---------- DATA SUPPLIED ----------

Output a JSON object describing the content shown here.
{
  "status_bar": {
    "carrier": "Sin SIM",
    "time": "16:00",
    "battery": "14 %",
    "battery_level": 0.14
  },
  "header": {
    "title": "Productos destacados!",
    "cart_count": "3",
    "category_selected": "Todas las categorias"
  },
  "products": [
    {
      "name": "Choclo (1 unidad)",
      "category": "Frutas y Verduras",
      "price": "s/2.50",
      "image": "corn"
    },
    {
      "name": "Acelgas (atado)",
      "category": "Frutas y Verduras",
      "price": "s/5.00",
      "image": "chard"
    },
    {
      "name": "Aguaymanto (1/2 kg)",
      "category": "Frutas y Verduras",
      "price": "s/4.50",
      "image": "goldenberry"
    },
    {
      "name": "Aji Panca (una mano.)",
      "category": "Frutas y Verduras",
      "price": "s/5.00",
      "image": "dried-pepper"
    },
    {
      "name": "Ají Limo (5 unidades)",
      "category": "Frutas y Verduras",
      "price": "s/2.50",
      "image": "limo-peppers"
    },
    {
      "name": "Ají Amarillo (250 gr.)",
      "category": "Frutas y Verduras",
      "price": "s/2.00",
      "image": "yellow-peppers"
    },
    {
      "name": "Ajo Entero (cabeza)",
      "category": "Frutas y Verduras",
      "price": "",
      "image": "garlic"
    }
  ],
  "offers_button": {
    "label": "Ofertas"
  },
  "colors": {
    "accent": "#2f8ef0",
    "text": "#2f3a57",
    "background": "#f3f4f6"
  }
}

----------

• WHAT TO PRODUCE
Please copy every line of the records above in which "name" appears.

• OUTPUT FOR THIS TASK
      "name": "Choclo (1 unidad)",
      "name": "Acelgas (atado)",
      "name": "Aguaymanto (1/2 kg)",
      "name": "Aji Panca (una mano.)",
      "name": "Ají Limo (5 unidades)",
      "name": "Ají Amarillo (250 gr.)",
      "name": "Ajo Entero (cabeza)",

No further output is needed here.